Web 2.0 and the changing face of editorial content

The pure premise of Web 2.0 is
  • let's get rid of editors;
  • users submit the content, including primary entries, feedback, ratings, and even clicks.
  • recency is absolutely necessary to the value of content;
  • a critical mass volume is necessary in the tens of thousands, if not much higher
  • the value of content is best determined by the wisdom of the masses through user rating, user volume.
  • meaningful 1:1 relationships can come from participation in communities

What does that change, if anything, the training model?


Mark said...


Not "get rid of the editors" but let's all become editors...and reporters

I'd agree that 'recency' can be / should be one factor of valuing content but I'd argue against that being "absolutely necessary"

While I too am a "wisdom of the crowds" fans...I'd also argue that an important vector will be the trust and reputation associated any given far as how does it impact the training model...I think it further decentralizes the authority if not the function of the training department - you could well have power users and power raters arise well outside the "official" lines of the training department.

Karl Kapp said...


An interesting comment made by the founder of Wikipedia (Jimmy Wales)at Training Magazine's 2006 Training Solutions Conference and Expo in Denver (near the big blue bear)

Jimmy said in a study they conducted most of the entries in Wikipedia were originally added by only about 650 really active contributors.

Others tweek or critique but a "bulk entry" or new entry is really only created by a few handfuls of people.

I think this speaks to the fact that experts are needed to start, guide and tutor any learning that occurs in a Web 2.0 environment (or any other informal learning environment) and that we should not all buy into the "the wisdom of crowds" theory of learning.

I think crowds do some pretty stupid things at times...riots, running with the bulls, voting for the front runner in a race because he or she is a front runner.

In actuality, web tools, like other elements of society are really only given value when a few experts provide input. The rest is, in reality, not as important.

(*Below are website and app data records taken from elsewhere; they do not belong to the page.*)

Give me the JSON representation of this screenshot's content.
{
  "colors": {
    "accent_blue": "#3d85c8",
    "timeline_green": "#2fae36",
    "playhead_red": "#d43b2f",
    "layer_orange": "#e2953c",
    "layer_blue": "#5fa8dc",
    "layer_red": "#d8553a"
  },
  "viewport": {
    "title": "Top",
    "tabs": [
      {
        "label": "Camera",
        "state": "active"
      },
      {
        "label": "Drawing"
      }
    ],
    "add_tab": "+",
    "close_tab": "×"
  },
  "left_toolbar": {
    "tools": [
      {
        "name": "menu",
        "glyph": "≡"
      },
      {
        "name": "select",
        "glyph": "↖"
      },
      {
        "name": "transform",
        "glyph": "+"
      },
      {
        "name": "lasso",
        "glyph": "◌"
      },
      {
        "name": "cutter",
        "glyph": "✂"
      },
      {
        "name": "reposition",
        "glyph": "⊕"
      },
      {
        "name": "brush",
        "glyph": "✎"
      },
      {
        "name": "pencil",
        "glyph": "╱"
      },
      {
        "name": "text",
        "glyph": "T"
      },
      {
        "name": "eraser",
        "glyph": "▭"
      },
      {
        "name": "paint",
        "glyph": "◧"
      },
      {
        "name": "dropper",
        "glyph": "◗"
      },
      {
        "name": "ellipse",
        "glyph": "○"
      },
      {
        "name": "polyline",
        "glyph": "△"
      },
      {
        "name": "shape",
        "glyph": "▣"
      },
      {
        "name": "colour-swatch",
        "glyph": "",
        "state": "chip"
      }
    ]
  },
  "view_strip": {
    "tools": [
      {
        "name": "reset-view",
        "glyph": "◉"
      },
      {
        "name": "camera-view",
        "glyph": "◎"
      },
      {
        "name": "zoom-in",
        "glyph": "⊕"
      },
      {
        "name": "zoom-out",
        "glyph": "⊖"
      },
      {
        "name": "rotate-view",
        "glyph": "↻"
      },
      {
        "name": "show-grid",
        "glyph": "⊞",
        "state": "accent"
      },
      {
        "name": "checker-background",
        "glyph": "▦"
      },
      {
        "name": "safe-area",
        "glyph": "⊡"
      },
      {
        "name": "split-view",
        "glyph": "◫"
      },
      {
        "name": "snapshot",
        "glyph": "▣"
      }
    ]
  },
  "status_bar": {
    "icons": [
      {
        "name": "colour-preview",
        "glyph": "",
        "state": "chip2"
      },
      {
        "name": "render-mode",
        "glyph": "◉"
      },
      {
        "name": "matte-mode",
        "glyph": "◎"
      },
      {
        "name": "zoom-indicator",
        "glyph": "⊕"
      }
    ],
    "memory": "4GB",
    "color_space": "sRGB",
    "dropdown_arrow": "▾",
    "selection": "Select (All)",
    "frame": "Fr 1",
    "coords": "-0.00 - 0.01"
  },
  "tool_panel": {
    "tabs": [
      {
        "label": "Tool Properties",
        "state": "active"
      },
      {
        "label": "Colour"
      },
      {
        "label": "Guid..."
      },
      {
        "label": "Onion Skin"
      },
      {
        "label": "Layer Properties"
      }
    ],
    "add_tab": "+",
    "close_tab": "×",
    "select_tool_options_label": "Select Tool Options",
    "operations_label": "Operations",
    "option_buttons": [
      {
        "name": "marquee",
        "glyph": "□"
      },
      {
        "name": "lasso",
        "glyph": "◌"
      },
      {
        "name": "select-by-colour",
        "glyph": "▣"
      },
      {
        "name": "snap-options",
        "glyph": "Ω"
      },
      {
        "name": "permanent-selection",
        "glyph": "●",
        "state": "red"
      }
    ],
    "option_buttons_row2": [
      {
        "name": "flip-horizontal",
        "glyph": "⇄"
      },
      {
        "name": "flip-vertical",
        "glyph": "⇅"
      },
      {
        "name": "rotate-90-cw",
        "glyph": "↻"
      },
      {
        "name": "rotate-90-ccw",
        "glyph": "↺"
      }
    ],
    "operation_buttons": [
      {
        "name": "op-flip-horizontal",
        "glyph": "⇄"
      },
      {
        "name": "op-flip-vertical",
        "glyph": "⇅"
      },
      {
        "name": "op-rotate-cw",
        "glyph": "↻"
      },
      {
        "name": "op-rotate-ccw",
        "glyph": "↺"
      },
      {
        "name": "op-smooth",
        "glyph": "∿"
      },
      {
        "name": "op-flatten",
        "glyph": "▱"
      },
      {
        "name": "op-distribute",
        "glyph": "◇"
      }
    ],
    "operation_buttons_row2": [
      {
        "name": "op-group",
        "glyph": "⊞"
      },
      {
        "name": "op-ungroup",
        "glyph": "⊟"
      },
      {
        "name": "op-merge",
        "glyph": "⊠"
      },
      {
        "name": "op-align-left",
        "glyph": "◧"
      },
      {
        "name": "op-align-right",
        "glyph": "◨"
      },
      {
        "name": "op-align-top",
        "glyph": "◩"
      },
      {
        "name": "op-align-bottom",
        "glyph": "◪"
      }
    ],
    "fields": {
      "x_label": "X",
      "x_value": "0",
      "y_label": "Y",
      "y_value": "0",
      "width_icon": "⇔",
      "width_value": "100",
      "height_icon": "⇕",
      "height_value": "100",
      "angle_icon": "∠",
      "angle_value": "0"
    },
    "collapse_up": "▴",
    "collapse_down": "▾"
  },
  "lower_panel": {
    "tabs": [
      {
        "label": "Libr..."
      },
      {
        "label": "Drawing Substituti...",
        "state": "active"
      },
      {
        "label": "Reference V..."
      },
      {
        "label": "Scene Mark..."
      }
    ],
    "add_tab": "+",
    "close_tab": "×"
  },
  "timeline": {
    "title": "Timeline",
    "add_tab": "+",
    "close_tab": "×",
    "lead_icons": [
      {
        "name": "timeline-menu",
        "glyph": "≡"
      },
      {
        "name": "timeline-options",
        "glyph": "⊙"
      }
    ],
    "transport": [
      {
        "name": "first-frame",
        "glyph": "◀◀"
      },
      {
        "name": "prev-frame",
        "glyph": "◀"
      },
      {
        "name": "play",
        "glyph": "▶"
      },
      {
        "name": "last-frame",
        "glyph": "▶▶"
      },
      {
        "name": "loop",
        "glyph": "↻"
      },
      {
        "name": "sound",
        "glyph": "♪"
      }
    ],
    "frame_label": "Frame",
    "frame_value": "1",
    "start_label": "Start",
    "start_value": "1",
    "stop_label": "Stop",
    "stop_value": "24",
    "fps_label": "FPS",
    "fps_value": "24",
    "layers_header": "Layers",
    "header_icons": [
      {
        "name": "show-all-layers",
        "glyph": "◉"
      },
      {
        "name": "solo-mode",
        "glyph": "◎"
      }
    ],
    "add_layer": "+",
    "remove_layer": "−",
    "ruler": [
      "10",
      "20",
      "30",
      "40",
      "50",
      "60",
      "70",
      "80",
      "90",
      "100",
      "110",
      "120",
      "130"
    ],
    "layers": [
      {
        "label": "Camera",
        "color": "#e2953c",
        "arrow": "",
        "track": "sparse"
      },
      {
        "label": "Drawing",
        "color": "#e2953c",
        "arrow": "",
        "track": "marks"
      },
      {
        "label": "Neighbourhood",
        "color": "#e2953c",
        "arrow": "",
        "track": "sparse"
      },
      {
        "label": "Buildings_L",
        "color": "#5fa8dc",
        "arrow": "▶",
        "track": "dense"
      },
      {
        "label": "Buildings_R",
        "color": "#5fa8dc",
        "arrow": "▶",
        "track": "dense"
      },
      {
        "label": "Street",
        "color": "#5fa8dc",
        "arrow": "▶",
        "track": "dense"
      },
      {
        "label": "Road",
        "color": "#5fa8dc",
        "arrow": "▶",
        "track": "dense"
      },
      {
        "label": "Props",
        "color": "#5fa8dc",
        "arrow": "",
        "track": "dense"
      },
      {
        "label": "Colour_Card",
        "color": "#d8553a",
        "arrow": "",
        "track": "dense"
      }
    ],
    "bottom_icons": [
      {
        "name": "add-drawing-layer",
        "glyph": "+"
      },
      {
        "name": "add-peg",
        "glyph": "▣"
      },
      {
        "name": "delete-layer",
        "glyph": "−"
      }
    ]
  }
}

Anonymous said...

Interesting question . . . I think that, among other things, Web 2.0 makes learning more active and participatory with the lines between "instructor" and "learner" fading to a blur. There will be an expectation that the result of a learning activity is a product, rather than performance on a test. Learners will also expect more input into the structuring of learning activities and more transparency about the learning process itself.

A huge change, I think, will be more "just-in-time" learning, as well as greater use of knowledge management and informal learning as strategies.

To me, the challenge in all of this is going to be the desire of the "training department" to hold on to instructor-led development and delivery of training. What happens if I let the learners take over? What role do I play in that kind of environment? Can I let go of command and control and provide training in a more participatory, user-created environment?